Task input START

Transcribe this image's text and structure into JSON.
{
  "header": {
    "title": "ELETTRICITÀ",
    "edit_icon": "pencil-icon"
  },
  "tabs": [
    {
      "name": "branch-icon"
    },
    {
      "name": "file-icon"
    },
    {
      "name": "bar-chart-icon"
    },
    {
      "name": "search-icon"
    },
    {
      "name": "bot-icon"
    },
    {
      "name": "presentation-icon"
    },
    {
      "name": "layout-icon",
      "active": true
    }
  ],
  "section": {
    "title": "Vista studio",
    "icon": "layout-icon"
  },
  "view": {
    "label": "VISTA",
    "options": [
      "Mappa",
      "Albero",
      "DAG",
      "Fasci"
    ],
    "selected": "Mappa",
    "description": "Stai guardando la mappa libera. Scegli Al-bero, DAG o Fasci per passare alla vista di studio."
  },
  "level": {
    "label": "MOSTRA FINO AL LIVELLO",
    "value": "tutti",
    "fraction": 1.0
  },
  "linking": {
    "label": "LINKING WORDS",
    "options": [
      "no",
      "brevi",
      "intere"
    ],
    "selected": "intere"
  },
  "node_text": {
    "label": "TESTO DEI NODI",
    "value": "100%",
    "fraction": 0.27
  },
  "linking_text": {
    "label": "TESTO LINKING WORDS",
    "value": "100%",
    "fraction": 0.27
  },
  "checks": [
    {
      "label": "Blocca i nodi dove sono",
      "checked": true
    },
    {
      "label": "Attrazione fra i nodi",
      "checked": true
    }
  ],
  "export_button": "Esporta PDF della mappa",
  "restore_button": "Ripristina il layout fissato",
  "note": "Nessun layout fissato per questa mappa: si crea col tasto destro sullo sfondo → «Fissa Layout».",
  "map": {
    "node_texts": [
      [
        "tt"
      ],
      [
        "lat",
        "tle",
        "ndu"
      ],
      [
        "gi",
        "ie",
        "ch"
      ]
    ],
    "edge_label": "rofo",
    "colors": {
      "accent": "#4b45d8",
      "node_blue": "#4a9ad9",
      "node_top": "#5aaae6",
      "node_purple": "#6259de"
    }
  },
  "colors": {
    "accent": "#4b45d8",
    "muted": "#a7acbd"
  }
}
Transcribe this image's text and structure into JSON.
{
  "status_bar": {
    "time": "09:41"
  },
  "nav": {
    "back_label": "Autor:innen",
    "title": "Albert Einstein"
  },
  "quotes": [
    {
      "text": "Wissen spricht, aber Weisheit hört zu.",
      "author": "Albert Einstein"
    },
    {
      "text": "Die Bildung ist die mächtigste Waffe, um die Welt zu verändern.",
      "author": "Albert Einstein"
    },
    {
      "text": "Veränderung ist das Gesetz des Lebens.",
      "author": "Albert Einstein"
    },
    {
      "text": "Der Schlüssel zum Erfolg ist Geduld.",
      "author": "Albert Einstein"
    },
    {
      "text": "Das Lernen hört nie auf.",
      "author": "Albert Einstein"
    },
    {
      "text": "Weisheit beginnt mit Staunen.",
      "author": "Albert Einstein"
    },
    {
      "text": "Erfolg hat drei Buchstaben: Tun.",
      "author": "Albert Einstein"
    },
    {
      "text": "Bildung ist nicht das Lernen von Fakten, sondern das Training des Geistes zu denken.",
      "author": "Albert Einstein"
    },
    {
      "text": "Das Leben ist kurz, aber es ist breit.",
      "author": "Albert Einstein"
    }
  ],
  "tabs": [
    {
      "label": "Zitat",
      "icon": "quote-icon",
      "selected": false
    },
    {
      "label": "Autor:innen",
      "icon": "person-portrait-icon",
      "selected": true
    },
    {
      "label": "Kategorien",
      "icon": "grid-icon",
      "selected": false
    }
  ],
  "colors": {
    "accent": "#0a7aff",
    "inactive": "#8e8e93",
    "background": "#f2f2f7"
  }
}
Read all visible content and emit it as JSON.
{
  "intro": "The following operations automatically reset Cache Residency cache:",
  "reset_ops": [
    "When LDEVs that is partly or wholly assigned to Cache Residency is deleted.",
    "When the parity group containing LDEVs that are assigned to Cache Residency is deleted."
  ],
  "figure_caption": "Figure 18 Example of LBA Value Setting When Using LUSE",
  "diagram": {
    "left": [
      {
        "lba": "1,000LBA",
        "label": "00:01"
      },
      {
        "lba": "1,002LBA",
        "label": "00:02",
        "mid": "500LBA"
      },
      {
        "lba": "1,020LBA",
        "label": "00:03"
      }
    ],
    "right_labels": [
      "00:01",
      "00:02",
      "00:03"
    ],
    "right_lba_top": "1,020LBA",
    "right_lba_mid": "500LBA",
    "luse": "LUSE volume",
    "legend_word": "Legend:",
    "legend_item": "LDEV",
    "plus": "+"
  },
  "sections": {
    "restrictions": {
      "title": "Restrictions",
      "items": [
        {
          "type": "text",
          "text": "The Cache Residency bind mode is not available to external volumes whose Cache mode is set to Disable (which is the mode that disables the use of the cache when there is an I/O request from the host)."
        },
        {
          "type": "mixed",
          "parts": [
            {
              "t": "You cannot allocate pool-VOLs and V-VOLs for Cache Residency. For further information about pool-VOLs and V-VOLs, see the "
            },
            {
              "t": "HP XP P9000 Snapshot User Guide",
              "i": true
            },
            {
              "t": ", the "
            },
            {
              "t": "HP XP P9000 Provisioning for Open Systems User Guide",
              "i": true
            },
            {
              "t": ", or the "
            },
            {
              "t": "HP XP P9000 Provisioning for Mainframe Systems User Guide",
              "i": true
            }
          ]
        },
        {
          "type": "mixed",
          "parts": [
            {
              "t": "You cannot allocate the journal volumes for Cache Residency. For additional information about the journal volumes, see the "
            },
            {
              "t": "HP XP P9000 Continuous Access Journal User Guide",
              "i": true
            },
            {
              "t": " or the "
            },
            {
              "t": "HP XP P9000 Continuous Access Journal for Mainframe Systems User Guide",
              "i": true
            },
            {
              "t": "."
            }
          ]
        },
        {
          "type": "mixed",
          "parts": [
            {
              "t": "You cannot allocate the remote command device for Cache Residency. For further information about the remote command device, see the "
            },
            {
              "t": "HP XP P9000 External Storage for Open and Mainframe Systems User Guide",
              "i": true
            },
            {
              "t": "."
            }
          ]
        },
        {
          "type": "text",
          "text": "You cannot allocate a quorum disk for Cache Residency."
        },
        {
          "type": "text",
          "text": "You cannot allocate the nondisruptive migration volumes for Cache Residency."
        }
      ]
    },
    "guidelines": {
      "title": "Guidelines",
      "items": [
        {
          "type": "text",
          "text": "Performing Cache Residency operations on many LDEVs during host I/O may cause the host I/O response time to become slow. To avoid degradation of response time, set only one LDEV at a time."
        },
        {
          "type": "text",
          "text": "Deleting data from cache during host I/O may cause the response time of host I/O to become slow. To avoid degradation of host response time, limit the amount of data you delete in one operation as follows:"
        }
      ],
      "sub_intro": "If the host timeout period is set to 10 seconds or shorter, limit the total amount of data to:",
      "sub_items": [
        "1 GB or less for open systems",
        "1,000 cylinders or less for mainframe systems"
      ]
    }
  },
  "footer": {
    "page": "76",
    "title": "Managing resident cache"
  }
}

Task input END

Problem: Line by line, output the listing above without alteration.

Result of the exercise:
Transcribe this image's text and structure into JSON.
{
  "header": {
    "title": "ELETTRICITÀ",
    "edit_icon": "pencil-icon"
  },
  "tabs": [
    {
      "name": "branch-icon"
    },
    {
      "name": "file-icon"
    },
    {
      "name": "bar-chart-icon"
    },
    {
      "name": "search-icon"
    },
    {
      "name": "bot-icon"
    },
    {
      "name": "presentation-icon"
    },
    {
      "name": "layout-icon",
      "active": true
    }
  ],
  "section": {
    "title": "Vista studio",
    "icon": "layout-icon"
  },
  "view": {
    "label": "VISTA",
    "options": [
      "Mappa",
      "Albero",
      "DAG",
      "Fasci"
    ],
    "selected": "Mappa",
    "description": "Stai guardando la mappa libera. Scegli Al-bero, DAG o Fasci per passare alla vista di studio."
  },
  "level": {
    "label": "MOSTRA FINO AL LIVELLO",
    "value": "tutti",
    "fraction": 1.0
  },
  "linking": {
    "label": "LINKING WORDS",
    "options": [
      "no",
      "brevi",
      "intere"
    ],
    "selected": "intere"
  },
  "node_text": {
    "label": "TESTO DEI NODI",
    "value": "100%",
    "fraction": 0.27
  },
  "linking_text": {
    "label": "TESTO LINKING WORDS",
    "value": "100%",
    "fraction": 0.27
  },
  "checks": [
    {
      "label": "Blocca i nodi dove sono",
      "checked": true
    },
    {
      "label": "Attrazione fra i nodi",
      "checked": true
    }
  ],
  "export_button": "Esporta PDF della mappa",
  "restore_button": "Ripristina il layout fissato",
  "note": "Nessun layout fissato per questa mappa: si crea col tasto destro sullo sfondo → «Fissa Layout».",
  "map": {
    "node_texts": [
      [
        "tt"
      ],
      [
        "lat",
        "tle",
        "ndu"
      ],
      [
        "gi",
        "ie",
        "ch"
      ]
    ],
    "edge_label": "rofo",
    "colors": {
      "accent": "#4b45d8",
      "node_blue": "#4a9ad9",
      "node_top": "#5aaae6",
      "node_purple": "#6259de"
    }
  },
  "colors": {
    "accent": "#4b45d8",
    "muted": "#a7acbd"
  }
}
Transcribe this image's text and structure into JSON.
{
  "status_bar": {
    "time": "09:41"
  },
  "nav": {
    "back_label": "Autor:innen",
    "title": "Albert Einstein"
  },
  "quotes": [
    {
      "text": "Wissen spricht, aber Weisheit hört zu.",
      "author": "Albert Einstein"
    },
    {
      "text": "Die Bildung ist die mächtigste Waffe, um die Welt zu verändern.",
      "author": "Albert Einstein"
    },
    {
      "text": "Veränderung ist das Gesetz des Lebens.",
      "author": "Albert Einstein"
    },
    {
      "text": "Der Schlüssel zum Erfolg ist Geduld.",
      "author": "Albert Einstein"
    },
    {
      "text": "Das Lernen hört nie auf.",
      "author": "Albert Einstein"
    },
    {
      "text": "Weisheit beginnt mit Staunen.",
      "author": "Albert Einstein"
    },
    {
      "text": "Erfolg hat drei Buchstaben: Tun.",
      "author": "Albert Einstein"
    },
    {
      "text": "Bildung ist nicht das Lernen von Fakten, sondern das Training des Geistes zu denken.",
      "author": "Albert Einstein"
    },
    {
      "text": "Das Leben ist kurz, aber es ist breit.",
      "author": "Albert Einstein"
    }
  ],
  "tabs": [
    {
      "label": "Zitat",
      "icon": "quote-icon",
      "selected": false
    },
    {
      "label": "Autor:innen",
      "icon": "person-portrait-icon",
      "selected": true
    },
    {
      "label": "Kategorien",
      "icon": "grid-icon",
      "selected": false
    }
  ],
  "colors": {
    "accent": "#0a7aff",
    "inactive": "#8e8e93",
    "background": "#f2f2f7"
  }
}
Read all visible content and emit it as JSON.
{
  "intro": "The following operations automatically reset Cache Residency cache:",
  "reset_ops": [
    "When LDEVs that is partly or wholly assigned to Cache Residency is deleted.",
    "When the parity group containing LDEVs that are assigned to Cache Residency is deleted."
  ],
  "figure_caption": "Figure 18 Example of LBA Value Setting When Using LUSE",
  "diagram": {
    "left": [
      {
        "lba": "1,000LBA",
        "label": "00:01"
      },
      {
        "lba": "1,002LBA",
        "label": "00:02",
        "mid": "500LBA"
      },
      {
        "lba": "1,020LBA",
        "label": "00:03"
      }
    ],
    "right_labels": [
      "00:01",
      "00:02",
      "00:03"
    ],
    "right_lba_top": "1,020LBA",
    "right_lba_mid": "500LBA",
    "luse": "LUSE volume",
    "legend_word": "Legend:",
    "legend_item": "LDEV",
    "plus": "+"
  },
  "sections": {
    "restrictions": {
      "title": "Restrictions",
      "items": [
        {
          "type": "text",
          "text": "The Cache Residency bind mode is not available to external volumes whose Cache mode is set to Disable (which is the mode that disables the use of the cache when there is an I/O request from the host)."
        },
        {
          "type": "mixed",
          "parts": [
            {
              "t": "You cannot allocate pool-VOLs and V-VOLs for Cache Residency. For further information about pool-VOLs and V-VOLs, see the "
            },
            {
              "t": "HP XP P9000 Snapshot User Guide",
              "i": true
            },
            {
              "t": ", the "
            },
            {
              "t": "HP XP P9000 Provisioning for Open Systems User Guide",
              "i": true
            },
            {
              "t": ", or the "
            },
            {
              "t": "HP XP P9000 Provisioning for Mainframe Systems User Guide",
              "i": true
            }
          ]
        },
        {
          "type": "mixed",
          "parts": [
            {
              "t": "You cannot allocate the journal volumes for Cache Residency. For additional information about the journal volumes, see the "
            },
            {
              "t": "HP XP P9000 Continuous Access Journal User Guide",
              "i": true
            },
            {
              "t": " or the "
            },
            {
              "t": "HP XP P9000 Continuous Access Journal for Mainframe Systems User Guide",
              "i": true
            },
            {
              "t": "."
            }
          ]
        },
        {
          "type": "mixed",
          "parts": [
            {
              "t": "You cannot allocate the remote command device for Cache Residency. For further information about the remote command device, see the "
            },
            {
              "t": "HP XP P9000 External Storage for Open and Mainframe Systems User Guide",
              "i": true
            },
            {
              "t": "."
            }
          ]
        },
        {
          "type": "text",
          "text": "You cannot allocate a quorum disk for Cache Residency."
        },
        {
          "type": "text",
          "text": "You cannot allocate the nondisruptive migration volumes for Cache Residency."
        }
      ]
    },
    "guidelines": {
      "title": "Guidelines",
      "items": [
        {
          "type": "text",
          "text": "Performing Cache Residency operations on many LDEVs during host I/O may cause the host I/O response time to become slow. To avoid degradation of response time, set only one LDEV at a time."
        },
        {
          "type": "text",
          "text": "Deleting data from cache during host I/O may cause the response time of host I/O to become slow. To avoid degradation of host response time, limit the amount of data you delete in one operation as follows:"
        }
      ],
      "sub_intro": "If the host timeout period is set to 10 seconds or shorter, limit the total amount of data to:",
      "sub_items": [
        "1 GB or less for open systems",
        "1,000 cylinders or less for mainframe systems"
      ]
    }
  },
  "footer": {
    "page": "76",
    "title": "Managing resident cache"
  }
}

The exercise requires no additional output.